Critics were so happy that the show finally decided to include an actor that actually knows what having autism spectrum disorder is like, and applauded his talent.
Others on the show were also ecstatic to have Bird on, and he was overwhelmed with how kind they were to him. After they finished filming, they all gave him a round of applause for his unbelievable acting, and he said he was overcome with emotion.
Coby Bird himself explains what it was like to watch the episode when it aired: "We were [watching it as a family]. My mom was crying, she was bawling her eyes out, and I'm like 'oh my God, I'm on TV' and I'm like 'wow, am I really that good? I'm like that good?'"
Many are suggesting that Coby will be the next big thing, a new shining star on screen. Coby explains that the experience has been amazing, but a little bit bewildering. He explains that he had fewer than a hundred followers on social media, then after the show aired he logged on to see that he had a thousand. Only a few days after that, he reached four thousand followers. He says that it's unbelievable to see how many people suddenly know about him in a period of a week or less, just because of one show. However, many are suggesting that it won't stop there.

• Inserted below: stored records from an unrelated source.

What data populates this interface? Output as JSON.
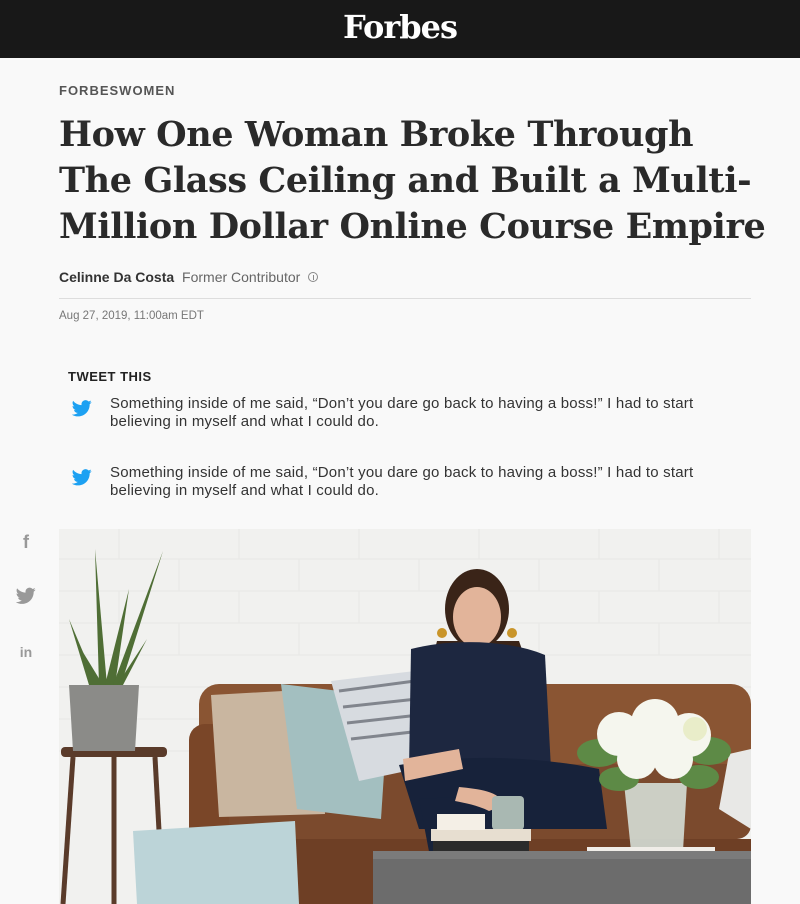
{
  "header": {
    "logo": "Forbes"
  },
  "article": {
    "section": "FORBESWOMEN",
    "headline": "How One Woman Broke Through The Glass Ceiling and Built a Multi-Million Dollar Online Course Empire",
    "author": "Celinne Da Costa",
    "author_role": "Former Contributor",
    "date": "Aug 27, 2019, 11:00am EDT"
  },
  "tweet_this": {
    "heading": "TWEET THIS",
    "items": [
      {
        "text": "Something inside of me said, “Don’t you dare go back to having a boss!” I had to start believing in myself and what I could do."
      },
      {
        "text": "Something inside of me said, “Don’t you dare go back to having a boss!” I had to start believing in myself and what I could do."
      }
    ]
  },
  "share": {
    "facebook_glyph": "f",
    "linkedin_glyph": "in",
    "icons": [
      "facebook-icon",
      "twitter-icon",
      "linkedin-icon"
    ]
  },
  "colors": {
    "topbar": "#181818",
    "twitter_blue": "#1da1f2",
    "page_bg": "#f9f9f9"
  }
}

The Miracle Project
Another aspect of the progress Bird has made is thanks to The Miracle Project, an initiative that acts to invite children that have autism spectrum disorder to take place in the arts. They were not only part of "The Good Doctor," but also popular shows like "Atypical." They work with these shows to promote inclusive casting, but also to ensure accuracy within the show on the subjects it depicts.
Elaine Hall is the founder of The Miracle Project, and she explains a large part of its value: "It's important for the industry to see that there's nothing to be afraid of when you hire someone with a disability or autism. The industry needs to look at this talent pool that does exist and take the risk and hire someone with autism."
To watch Coby's groundbreaking performance for yourself, episodes of The Good Doctor air on ABC or are available on Hulu.